You could even organize a time in your workday where you brainstorm (and problem-solve) that upcoming report or project.
5. What Does My Organization Space (and Process) Look Like?
While this may be contrary to #3, everyone’s organizational spaces can look different. In fact, Joan Rivers created an intricate filing system to catalog her jokes.
You may not be a professional comedian but do whatever helps you maintain some sense of organization. That may mean having the stereotypical bulletin board up in your office with an assortment of colored sticky notes. Whatever it is, if it works, stick to it.
6. Do I have a Consistent Routine in Place?
Creatives are not routine phobic. In fact, novelist, Haruki Murakami mentioned that his routine consists of writing in the morning for five to six hours, then a 10-km run or 1500 m swim. And, during the evenings, reading and listening to music.
Even if you are not a novelist, you can create a routine (and stick to it) that enhances your creative energy. This could be getting coffee in the morning, reading the news online, and then hitting emails for an hour before starting on your project for the day (or your top three priorities).
7. Am I Working More in the Mornings?
If you do stereotypical creative work, research shows it may best to do it in the mornings. According to Psychology Today, 72% of creative people did their work in the mornings compared to those who routinely did it at night (15%).
So, you may benefit from being an early riser and hitting the work hour before 7.
Final Thoughts: That Blueprint Storage Systems May Come in Handy
No matter what creative work you do—be it in science, mathematics, teaching, marketing, or dance—it is important that organization plays a role in your day.
This can be organizing your office space (but keeping some clutter) by using the blueprint storage system. And, create a consistent routine (that you stick to); in fact, 88% of stereotypically creative people have (and follow) a strict routine.
Nonetheless, you want to make sure that your organization works for you, and that you have enough constraints in place to allow your creativity to flourish.
How else can you boost your creativity in the workplace? Be sure to leave a comment!
- Overall, creativity and organization are not on opposite ends; one needs the other
- Creatives come in many different forms: scientists, teachers, marketers, writers, artists, etc.
- Creativity is simply making something from nothing
- For instance, scientists are creative because they can come up and design an experiment that adequately answers their hypothesis

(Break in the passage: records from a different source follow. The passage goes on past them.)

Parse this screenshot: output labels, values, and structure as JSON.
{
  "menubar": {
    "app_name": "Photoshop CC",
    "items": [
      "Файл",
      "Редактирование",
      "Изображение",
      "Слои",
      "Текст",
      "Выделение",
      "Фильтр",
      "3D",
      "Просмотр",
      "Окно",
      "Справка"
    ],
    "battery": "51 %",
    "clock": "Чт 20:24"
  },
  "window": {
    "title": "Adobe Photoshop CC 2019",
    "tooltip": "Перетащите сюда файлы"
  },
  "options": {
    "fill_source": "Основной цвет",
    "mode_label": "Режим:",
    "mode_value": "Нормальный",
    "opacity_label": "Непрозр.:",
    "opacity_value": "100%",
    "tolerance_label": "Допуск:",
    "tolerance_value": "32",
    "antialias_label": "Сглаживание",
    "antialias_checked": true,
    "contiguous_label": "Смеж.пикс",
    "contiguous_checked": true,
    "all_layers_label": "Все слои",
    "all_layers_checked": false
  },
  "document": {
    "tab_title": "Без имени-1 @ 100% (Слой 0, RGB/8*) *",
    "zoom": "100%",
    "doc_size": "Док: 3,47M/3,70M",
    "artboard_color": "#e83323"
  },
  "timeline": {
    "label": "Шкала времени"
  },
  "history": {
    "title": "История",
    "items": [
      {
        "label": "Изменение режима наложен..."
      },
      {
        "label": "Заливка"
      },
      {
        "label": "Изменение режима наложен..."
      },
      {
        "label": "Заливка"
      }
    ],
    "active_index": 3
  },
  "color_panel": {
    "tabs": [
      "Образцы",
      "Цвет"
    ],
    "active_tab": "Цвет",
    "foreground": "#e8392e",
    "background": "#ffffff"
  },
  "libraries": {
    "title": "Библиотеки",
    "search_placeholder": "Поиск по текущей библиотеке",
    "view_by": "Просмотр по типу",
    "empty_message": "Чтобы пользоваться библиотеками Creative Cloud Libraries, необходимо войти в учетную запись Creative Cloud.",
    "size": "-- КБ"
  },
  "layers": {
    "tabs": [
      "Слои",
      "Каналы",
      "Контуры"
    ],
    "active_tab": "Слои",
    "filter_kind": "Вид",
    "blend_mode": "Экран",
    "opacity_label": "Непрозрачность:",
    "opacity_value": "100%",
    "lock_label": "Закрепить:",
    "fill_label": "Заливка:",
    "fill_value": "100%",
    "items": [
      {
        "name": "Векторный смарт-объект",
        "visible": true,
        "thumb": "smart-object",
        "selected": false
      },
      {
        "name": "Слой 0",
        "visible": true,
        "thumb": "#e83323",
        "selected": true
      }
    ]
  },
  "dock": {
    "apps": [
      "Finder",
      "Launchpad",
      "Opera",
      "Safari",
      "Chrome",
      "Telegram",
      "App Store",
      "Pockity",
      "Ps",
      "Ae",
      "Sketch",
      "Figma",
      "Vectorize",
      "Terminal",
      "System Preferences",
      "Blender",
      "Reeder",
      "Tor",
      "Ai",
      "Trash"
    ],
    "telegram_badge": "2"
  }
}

- To boost your creativity, counterintuitively, you need organization to provide constraint
- You also will need to organize your space (enough) while keeping some clutter (although studies do show that clutter contributes to stress?)
- This is where the blueprint storage system works well; with its hangers holding up to 60 documents, you are able to quickly pick up your workspace on the way out
- List three top priorities; if you are in need of a creative tip, come up with intrinsic reasons why you should complete these tasks
- Create (and stick to) a routine, which can be an anchor (and a constraint?), which will allow your creativity to flourish
- Ask the right questions by reframing them; that way, you draw more and more creative answers
- If you do stereotypical creative work, research shows that morning may be the best time of the day to get work done (while nights were seen as the least)
- Give some constraint to your day; this could be in the form of deadlines, or pushing a timer or using the Pomodoro Technique
- Creativity is stifled by focusing on the perfection of the process—in other words, micromanaging
For more information on blueprint storage systems and blueprint storage racks, contact Big Blueprint Hanger.
 Inc.: Is Organization the Enemy of Creativity?
 Huffington Post: 18 Things Highly Creative People Do Differently
 Huffington Post: Messy Work Space Spur Creativity, While Tidy Environments Linked With Healthy Choices
 Fast Company: 3 Ways to Train Yourself to Be More Creative
 Fast Company: 3 Ways to Train Yourself to Be More Creative
 Psychology Today: Daily Routines of Creative People